Index seekIndex seek

Index seeks and index scans are far more efficient than table seeks and scans. Frequently table scans can be avoided by adding an index to the table. I blogged a while back about how to optimize queries with indexes. That article has some suggestions about specific steps you can take. One which I don’t think I talk about in that article is to reduce the number of columns returned. Unfortunately EF doesn’t have support for selectively returning columns or lazily loading columns. If that level of query tuning appeals to you then you may wish to swap out EF for something like Dapper or Massive which are much lower level. 
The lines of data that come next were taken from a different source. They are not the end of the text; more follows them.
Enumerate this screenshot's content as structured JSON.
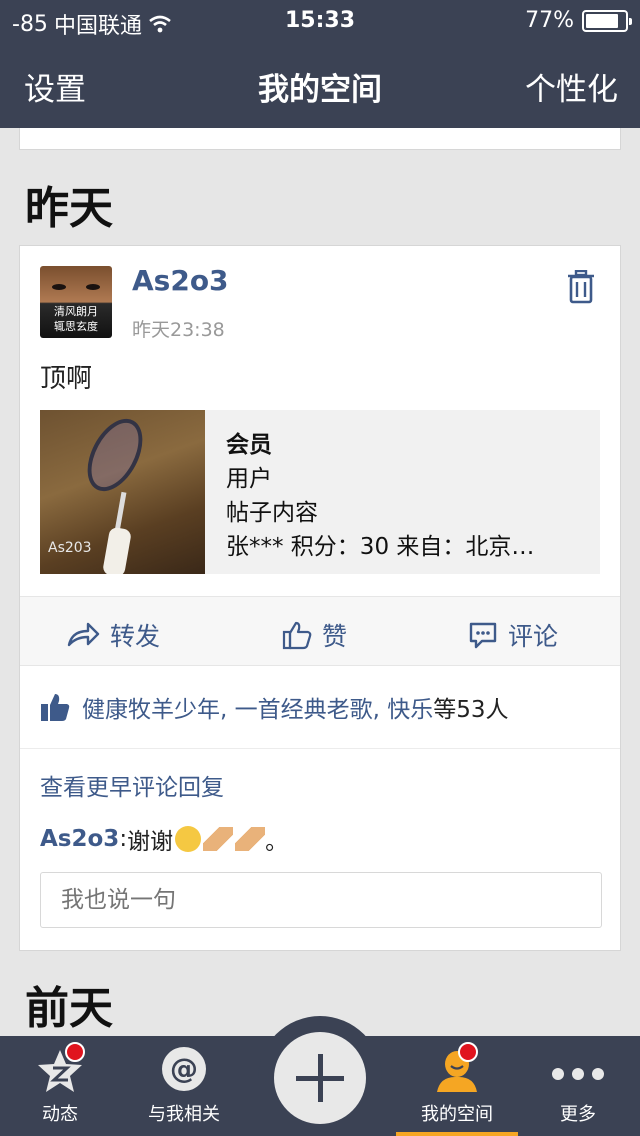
{
  "status_bar": {
    "signal": "-85",
    "carrier": "中国联通",
    "time": "15:33",
    "battery": "77%"
  },
  "nav": {
    "left": "设置",
    "title": "我的空间",
    "right": "个性化"
  },
  "sections": [
    {
      "title": "昨天"
    },
    {
      "title": "前天"
    }
  ],
  "post": {
    "avatar_text_1": "清风朗月",
    "avatar_text_2": "辄思玄度",
    "username": "As2o3",
    "time": "昨天23:38",
    "text": "顶啊",
    "share": {
      "thumb_watermark": "As203",
      "line1": "会员",
      "line2": "用户",
      "line3": "帖子内容",
      "line4": " 张*** 积分：30 来自：北京…"
    },
    "actions": {
      "forward": "转发",
      "like": "赞",
      "comment": "评论"
    },
    "likes": {
      "names": "健康牧羊少年, 一首经典老歌, 快乐",
      "suffix": "等53人"
    },
    "more_comments": "查看更早评论回复",
    "comment": {
      "user": "As2o3",
      "sep": ": ",
      "text": "谢谢",
      "end": "。"
    },
    "reply_placeholder": "我也说一句"
  },
  "tabs": [
    {
      "label": "动态"
    },
    {
      "label": "与我相关"
    },
    {
      "label": "我的空间"
    },
    {
      "label": "更多"
    }
  ],
  "colors": {
    "bar": "#3b4254",
    "link": "#3e5a8a",
    "badge": "#e0141e",
    "active": "#f5a623"
  }
}
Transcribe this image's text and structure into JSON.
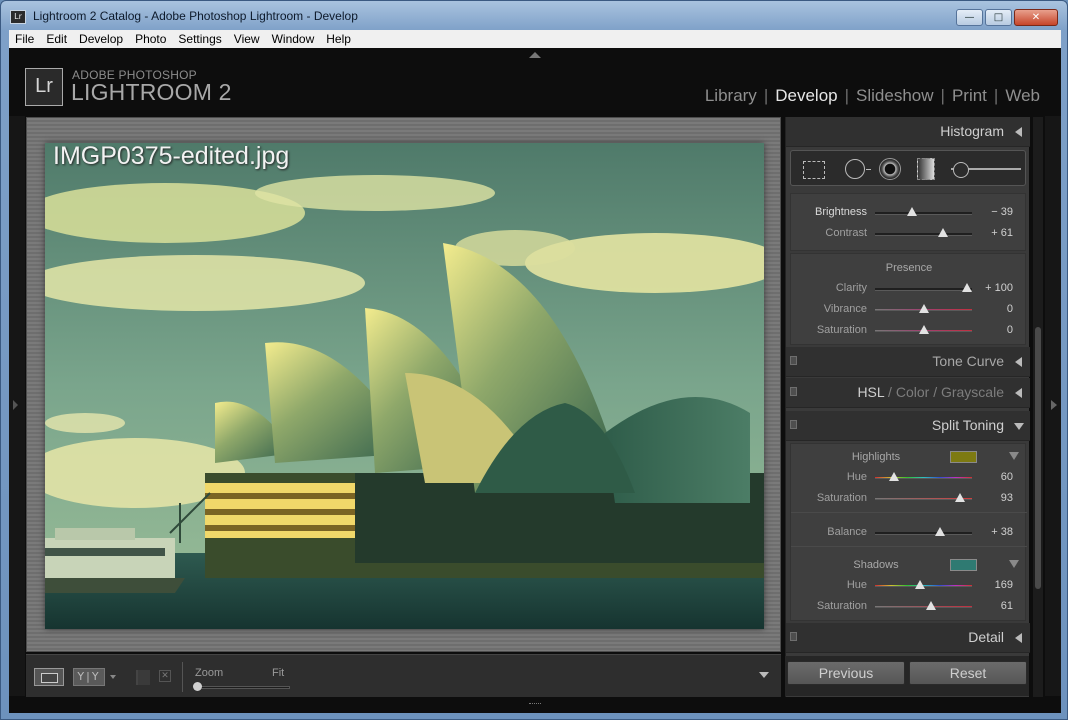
{
  "window": {
    "title": "Lightroom 2 Catalog - Adobe Photoshop Lightroom - Develop",
    "icon_text": "Lr"
  },
  "menubar": [
    "File",
    "Edit",
    "Develop",
    "Photo",
    "Settings",
    "View",
    "Window",
    "Help"
  ],
  "branding": {
    "logo": "Lr",
    "line1": "ADOBE PHOTOSHOP",
    "line2": "LIGHTROOM 2"
  },
  "modules": [
    {
      "label": "Library",
      "active": false
    },
    {
      "label": "Develop",
      "active": true
    },
    {
      "label": "Slideshow",
      "active": false
    },
    {
      "label": "Print",
      "active": false
    },
    {
      "label": "Web",
      "active": false
    }
  ],
  "photo": {
    "filename": "IMGP0375-edited.jpg"
  },
  "toolbar": {
    "view_icon": "loupe-view-icon",
    "compare_label": "Y|Y",
    "zoom_label": "Zoom",
    "fit_label": "Fit",
    "zoom_level": 0
  },
  "panels": {
    "histogram": {
      "label": "Histogram"
    },
    "tools": [
      "crop-icon",
      "spot-removal-icon",
      "red-eye-icon",
      "graduated-filter-icon",
      "adjustment-brush-icon"
    ],
    "basic": {
      "rows": [
        {
          "label": "Brightness",
          "value": "− 39",
          "level": 0.38
        },
        {
          "label": "Contrast",
          "value": "+ 61",
          "level": 0.7
        }
      ],
      "presence_title": "Presence",
      "presence": [
        {
          "label": "Clarity",
          "value": "+ 100",
          "level": 0.95
        },
        {
          "label": "Vibrance",
          "value": "0",
          "level": 0.5
        },
        {
          "label": "Saturation",
          "value": "0",
          "level": 0.5
        }
      ]
    },
    "tone_curve": {
      "label": "Tone Curve"
    },
    "hsl": {
      "hsl": "HSL",
      "sep": "/",
      "color": "Color",
      "grayscale": "Grayscale"
    },
    "split_toning": {
      "label": "Split Toning",
      "highlights": {
        "title": "Highlights",
        "swatch_color": "#7d7a12",
        "hue": {
          "label": "Hue",
          "value": "60",
          "level": 0.2
        },
        "saturation": {
          "label": "Saturation",
          "value": "93",
          "level": 0.88
        }
      },
      "balance": {
        "label": "Balance",
        "value": "+ 38",
        "level": 0.67
      },
      "shadows": {
        "title": "Shadows",
        "swatch_color": "#2f7a72",
        "hue": {
          "label": "Hue",
          "value": "169",
          "level": 0.46
        },
        "saturation": {
          "label": "Saturation",
          "value": "61",
          "level": 0.58
        }
      }
    },
    "detail": {
      "label": "Detail"
    }
  },
  "buttons": {
    "previous": "Previous",
    "reset": "Reset"
  },
  "colors": {
    "sky_tone": "#6f9a86",
    "highlight_yellow": "#e8e07a",
    "water": "#1f3f3a"
  }
}
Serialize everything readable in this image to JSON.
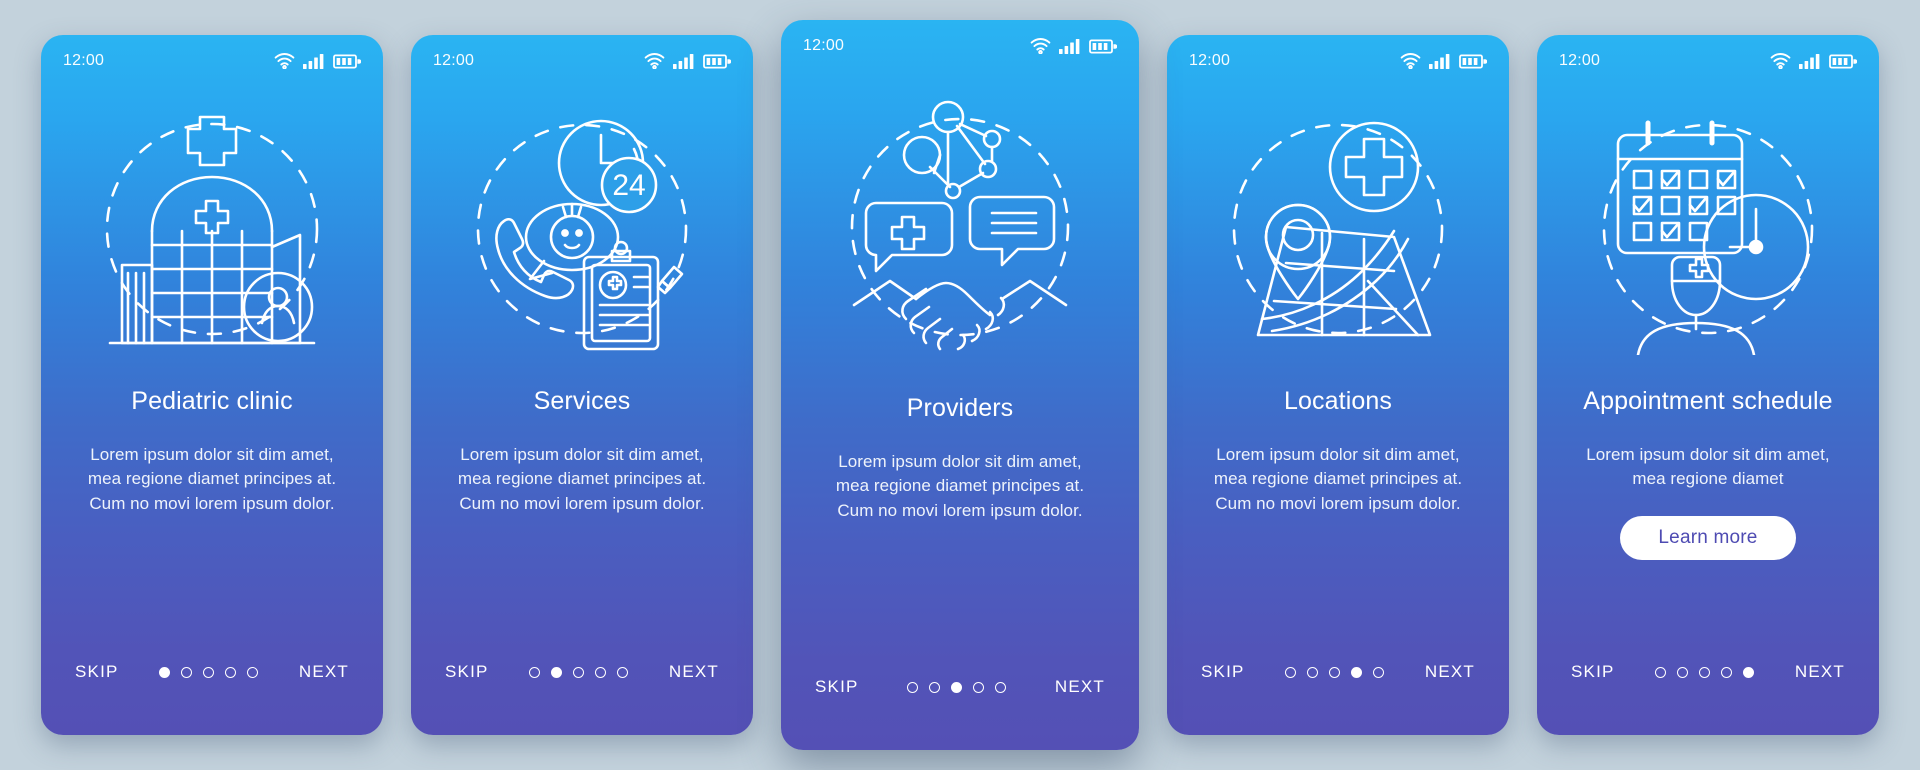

If you happen to be fortunate enough to have a copy of Visual Studio ULTIMATE (or, as the local Ruby user group lead calls it: Ultra-Professional-Premium-Service-Pack-Two-Release-2013) then there is another option I forgot to mention in part 3. IntelliTrace will record the query text run by EF. I still think that Glimpse and EFProf are better options as they are more focused tools. However Glimpse does sometimes get a bit confused by single page applications and EFProf costs money so IntelliTrace will work.